Minors who suffer harm as a result of another’s misconduct have the same right as adults to recover compensation. However, only a child’s parent or guardian has the authority to demand compensation after a personal injury. Additionally, a local court must approve any potential settlement to ensure that the outcome serves the child’s best interests.

A Wildwood child injury lawyer could help you if your child has suffered an injury because of the actions of another party. A compassionate local attorney could pursue the case in a way that seeks out the appropriate level of compensation as well as navigate the specific rules that control cases involving minors.

Do Minors Have a Right to Civil Compensation?

Much like adults, children ride in cars, go shopping, visit the property of others, or may encounter dangerous dogs. As a result, a person who is liable for an accident, such as a car crash, is just as responsible for providing compensation to injured children as they are to adults.

However, there are a few situations that impact children independently of adults. For example, property owners may have an enhanced duty to protect children if their property contains an attractive nuisance that may draw kids onto the land. A seasoned attorney in the area could provide more information about the legal rights of kids and perform a full investigation into the incident that resulted in a child’s injury.

Legal Nuances that Govern Injury Cases Involving Children

While a minor has a right to compensation after an injury, they are unable to recover on their own. According to Missouri Revised Statute § 507.184, only parents or guardians have the ability, known as standing, to demand compensation on behalf of a child. At the same time, local courts must approve any settlement that a guardian accepts on behalf of the child.

Another rule that controls child injury cases is the statute of limitations. Normally, plaintiffs in civil cases have five years from the date of the injury to demand compensation. However, the fact that the plaintiff is a child at the time of the incident changes this.

According to MO. Rev. Stat. § 516.170, minor plaintiffs may delay their court filing until they reach 21 years of age. This means that people negligently injured in childhood have until the age of 26 to demand payment for their losses. A child injury lawyer in Wildwood could help to provide clarity concerning these complex nuances.

Reach Out to a Wildwood Child Injury Attorney Today

Children have the same rights as adults to demand compensation for their losses that result from the negligence of others. While this right is absolute, only the parents or guardians of children have the ability to accept a settlement or file a case in court. Furthermore, a civil court must approve any result that affects the rights of children.
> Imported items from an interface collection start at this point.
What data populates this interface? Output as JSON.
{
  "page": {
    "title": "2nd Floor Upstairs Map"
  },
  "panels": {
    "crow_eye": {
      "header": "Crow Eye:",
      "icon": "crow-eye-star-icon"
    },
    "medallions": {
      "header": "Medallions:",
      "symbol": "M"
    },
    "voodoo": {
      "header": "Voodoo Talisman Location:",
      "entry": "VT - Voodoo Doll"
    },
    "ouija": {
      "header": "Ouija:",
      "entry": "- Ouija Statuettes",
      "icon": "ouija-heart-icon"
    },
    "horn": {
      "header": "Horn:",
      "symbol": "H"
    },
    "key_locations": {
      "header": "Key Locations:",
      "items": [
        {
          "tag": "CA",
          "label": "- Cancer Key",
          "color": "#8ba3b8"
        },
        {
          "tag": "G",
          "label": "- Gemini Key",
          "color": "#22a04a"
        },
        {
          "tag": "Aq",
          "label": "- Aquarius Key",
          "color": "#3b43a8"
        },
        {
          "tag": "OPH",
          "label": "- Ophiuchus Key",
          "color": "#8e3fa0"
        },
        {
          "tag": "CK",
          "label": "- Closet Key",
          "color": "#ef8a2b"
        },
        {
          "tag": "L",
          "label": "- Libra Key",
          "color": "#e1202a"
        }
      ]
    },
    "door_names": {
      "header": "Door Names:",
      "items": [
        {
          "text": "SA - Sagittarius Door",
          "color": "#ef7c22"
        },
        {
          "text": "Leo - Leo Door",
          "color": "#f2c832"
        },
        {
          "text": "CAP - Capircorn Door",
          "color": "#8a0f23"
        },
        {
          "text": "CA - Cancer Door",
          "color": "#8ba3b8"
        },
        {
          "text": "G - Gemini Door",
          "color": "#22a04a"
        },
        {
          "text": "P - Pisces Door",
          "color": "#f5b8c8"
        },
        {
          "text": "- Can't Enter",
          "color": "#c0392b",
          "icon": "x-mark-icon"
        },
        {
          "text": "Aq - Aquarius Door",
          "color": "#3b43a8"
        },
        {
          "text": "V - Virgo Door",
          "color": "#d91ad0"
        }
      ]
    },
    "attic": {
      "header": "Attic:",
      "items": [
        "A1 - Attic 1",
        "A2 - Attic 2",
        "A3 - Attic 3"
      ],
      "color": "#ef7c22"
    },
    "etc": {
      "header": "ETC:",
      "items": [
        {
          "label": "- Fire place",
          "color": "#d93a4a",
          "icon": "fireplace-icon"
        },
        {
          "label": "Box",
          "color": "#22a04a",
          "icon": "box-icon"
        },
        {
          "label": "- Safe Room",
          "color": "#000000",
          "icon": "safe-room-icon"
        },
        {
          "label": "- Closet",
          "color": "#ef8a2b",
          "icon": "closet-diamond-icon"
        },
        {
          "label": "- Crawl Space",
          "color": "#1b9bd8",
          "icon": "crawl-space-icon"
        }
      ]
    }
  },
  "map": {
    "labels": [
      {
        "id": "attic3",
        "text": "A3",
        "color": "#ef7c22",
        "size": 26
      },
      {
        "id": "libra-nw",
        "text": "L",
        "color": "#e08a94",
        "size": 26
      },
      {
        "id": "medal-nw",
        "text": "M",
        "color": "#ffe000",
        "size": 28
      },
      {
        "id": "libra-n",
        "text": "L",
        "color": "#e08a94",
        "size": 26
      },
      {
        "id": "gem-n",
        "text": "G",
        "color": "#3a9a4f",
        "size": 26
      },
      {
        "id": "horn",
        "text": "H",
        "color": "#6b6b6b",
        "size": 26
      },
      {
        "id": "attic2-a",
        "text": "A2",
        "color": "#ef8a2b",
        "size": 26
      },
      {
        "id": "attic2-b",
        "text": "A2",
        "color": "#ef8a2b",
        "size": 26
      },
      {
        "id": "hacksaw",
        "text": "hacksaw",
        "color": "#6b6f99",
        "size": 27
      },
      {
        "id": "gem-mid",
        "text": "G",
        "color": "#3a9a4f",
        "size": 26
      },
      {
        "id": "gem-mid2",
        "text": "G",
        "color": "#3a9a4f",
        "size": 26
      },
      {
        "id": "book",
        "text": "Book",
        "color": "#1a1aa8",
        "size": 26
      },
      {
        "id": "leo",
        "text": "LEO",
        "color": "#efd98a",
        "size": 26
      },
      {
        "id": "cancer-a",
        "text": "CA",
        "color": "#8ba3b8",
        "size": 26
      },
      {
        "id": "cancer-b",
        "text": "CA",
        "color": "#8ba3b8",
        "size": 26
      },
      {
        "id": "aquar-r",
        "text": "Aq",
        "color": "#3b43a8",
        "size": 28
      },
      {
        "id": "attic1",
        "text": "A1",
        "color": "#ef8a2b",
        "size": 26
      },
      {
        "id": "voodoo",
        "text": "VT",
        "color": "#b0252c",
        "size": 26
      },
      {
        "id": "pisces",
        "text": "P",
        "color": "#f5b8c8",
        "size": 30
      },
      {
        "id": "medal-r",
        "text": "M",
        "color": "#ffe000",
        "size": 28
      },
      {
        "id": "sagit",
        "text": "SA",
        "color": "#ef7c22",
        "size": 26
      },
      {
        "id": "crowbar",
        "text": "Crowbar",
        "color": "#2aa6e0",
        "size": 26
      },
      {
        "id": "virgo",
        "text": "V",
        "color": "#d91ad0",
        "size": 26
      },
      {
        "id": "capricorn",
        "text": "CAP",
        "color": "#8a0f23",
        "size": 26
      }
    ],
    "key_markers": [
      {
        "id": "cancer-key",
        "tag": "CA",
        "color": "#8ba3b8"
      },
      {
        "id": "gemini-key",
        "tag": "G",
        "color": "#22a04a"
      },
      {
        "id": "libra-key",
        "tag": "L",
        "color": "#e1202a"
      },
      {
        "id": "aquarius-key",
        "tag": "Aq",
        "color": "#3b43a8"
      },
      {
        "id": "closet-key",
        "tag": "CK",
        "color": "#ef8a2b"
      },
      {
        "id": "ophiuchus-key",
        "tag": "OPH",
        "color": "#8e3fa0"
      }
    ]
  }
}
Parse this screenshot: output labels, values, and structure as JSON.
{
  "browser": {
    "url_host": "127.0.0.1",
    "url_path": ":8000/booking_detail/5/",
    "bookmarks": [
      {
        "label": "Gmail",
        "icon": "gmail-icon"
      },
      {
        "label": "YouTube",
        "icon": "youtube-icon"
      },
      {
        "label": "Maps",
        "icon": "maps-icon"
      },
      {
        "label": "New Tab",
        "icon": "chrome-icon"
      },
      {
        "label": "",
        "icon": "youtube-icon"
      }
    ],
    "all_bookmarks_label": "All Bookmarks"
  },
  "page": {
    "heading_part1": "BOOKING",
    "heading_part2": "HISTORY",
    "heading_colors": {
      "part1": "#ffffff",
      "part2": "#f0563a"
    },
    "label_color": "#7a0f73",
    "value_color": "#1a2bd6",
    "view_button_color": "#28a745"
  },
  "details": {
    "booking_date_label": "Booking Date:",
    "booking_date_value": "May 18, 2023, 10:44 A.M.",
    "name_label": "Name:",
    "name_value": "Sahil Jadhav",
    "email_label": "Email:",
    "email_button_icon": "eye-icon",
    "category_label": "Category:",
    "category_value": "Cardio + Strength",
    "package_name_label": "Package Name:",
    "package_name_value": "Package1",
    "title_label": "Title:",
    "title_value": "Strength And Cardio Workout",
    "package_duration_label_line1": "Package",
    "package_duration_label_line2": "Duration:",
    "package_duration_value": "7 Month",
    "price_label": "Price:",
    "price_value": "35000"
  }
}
A Wildwood child injury lawyer could help you and your child after an incident. This can include gathering evidence, explaining your child’s rights, measuring how the event has impacted your child, and demanding appropriate payments from all liable parties. Contact our experienced team today to learn more.